>>>>
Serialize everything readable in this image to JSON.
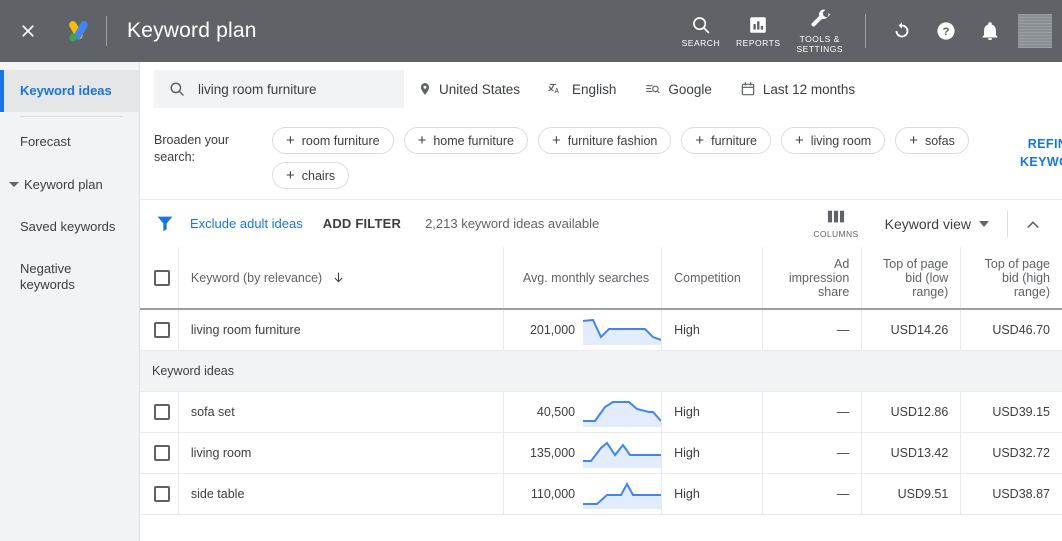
{
  "topbar": {
    "close_icon": "close-icon",
    "logo_icon": "google-ads-logo",
    "title": "Keyword plan",
    "items": [
      {
        "label": "SEARCH",
        "icon": "search-icon"
      },
      {
        "label": "REPORTS",
        "icon": "bar-chart-icon"
      },
      {
        "label": "TOOLS &\nSETTINGS",
        "label_line1": "TOOLS &",
        "label_line2": "SETTINGS",
        "icon": "wrench-icon"
      }
    ],
    "refresh_icon": "refresh-icon",
    "help_icon": "help-icon",
    "notifications_icon": "bell-icon",
    "avatar": "avatar"
  },
  "sidebar": {
    "items": [
      {
        "label": "Keyword ideas",
        "active": true
      },
      {
        "label": "Forecast",
        "active": false
      },
      {
        "label": "Keyword plan",
        "active": false,
        "caret": true
      },
      {
        "label": "Saved keywords",
        "active": false
      },
      {
        "label": "Negative keywords",
        "active": false
      }
    ]
  },
  "search": {
    "value": "living room furniture",
    "icon": "search-icon",
    "filters": [
      {
        "label": "United States",
        "icon": "location-pin-icon"
      },
      {
        "label": "English",
        "icon": "translate-icon"
      },
      {
        "label": "Google",
        "icon": "search-network-icon"
      },
      {
        "label": "Last 12 months",
        "icon": "calendar-icon"
      }
    ]
  },
  "broaden": {
    "label": "Broaden your search:",
    "chips": [
      "room furniture",
      "home furniture",
      "furniture fashion",
      "furniture",
      "living room",
      "sofas",
      "chairs"
    ],
    "refine_link_line1": "REFINE",
    "refine_link_line2": "KEYWORDS"
  },
  "toolbar": {
    "filter_icon": "filter-funnel-icon",
    "exclude_adult": "Exclude adult ideas",
    "add_filter": "ADD FILTER",
    "count_text": "2,213 keyword ideas available",
    "columns_label": "COLUMNS",
    "columns_icon": "columns-icon",
    "view_label": "Keyword view",
    "collapse_icon": "chevron-up-icon"
  },
  "table": {
    "headers": {
      "keyword": "Keyword (by relevance)",
      "sort_icon": "arrow-down-icon",
      "avg_searches": "Avg. monthly searches",
      "competition": "Competition",
      "ad_impression_share": "Ad impression share",
      "bid_low": "Top of page bid (low range)",
      "bid_high": "Top of page bid (high range)"
    },
    "group_label": "Keyword ideas",
    "rows": [
      {
        "keyword": "living room furniture",
        "avg_searches": "201,000",
        "competition": "High",
        "ad_impression_share": "—",
        "bid_low": "USD14.26",
        "bid_high": "USD46.70",
        "spark": "0,6 10,5 18,22 26,14 30,14 62,14 70,22 78,25"
      },
      {
        "keyword": "sofa set",
        "avg_searches": "40,500",
        "competition": "High",
        "ad_impression_share": "—",
        "bid_low": "USD12.86",
        "bid_high": "USD39.15",
        "spark": "0,24 12,24 22,10 30,5 46,5 54,12 66,15 70,15 78,24"
      },
      {
        "keyword": "living room",
        "avg_searches": "135,000",
        "competition": "High",
        "ad_impression_share": "—",
        "bid_low": "USD13.42",
        "bid_high": "USD32.72",
        "spark": "0,23 8,23 18,10 24,5 32,17 40,7 47,17 56,17 78,17"
      },
      {
        "keyword": "side table",
        "avg_searches": "110,000",
        "competition": "High",
        "ad_impression_share": "—",
        "bid_low": "USD9.51",
        "bid_high": "USD38.87",
        "spark": "0,25 14,25 24,16 38,16 44,5 50,16 60,16 78,16"
      }
    ]
  },
  "colors": {
    "accent_blue": "#1a73e8",
    "topbar_gray": "#5f6368",
    "spark_line": "#4285f4",
    "spark_fill": "#e3ecfd"
  }
}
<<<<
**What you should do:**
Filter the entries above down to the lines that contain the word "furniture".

**Reply to the exercise:**
    "value": "living room furniture",
      "room furniture",
      "home furniture",
      "furniture fashion",
      "furniture",
        "keyword": "living room furniture",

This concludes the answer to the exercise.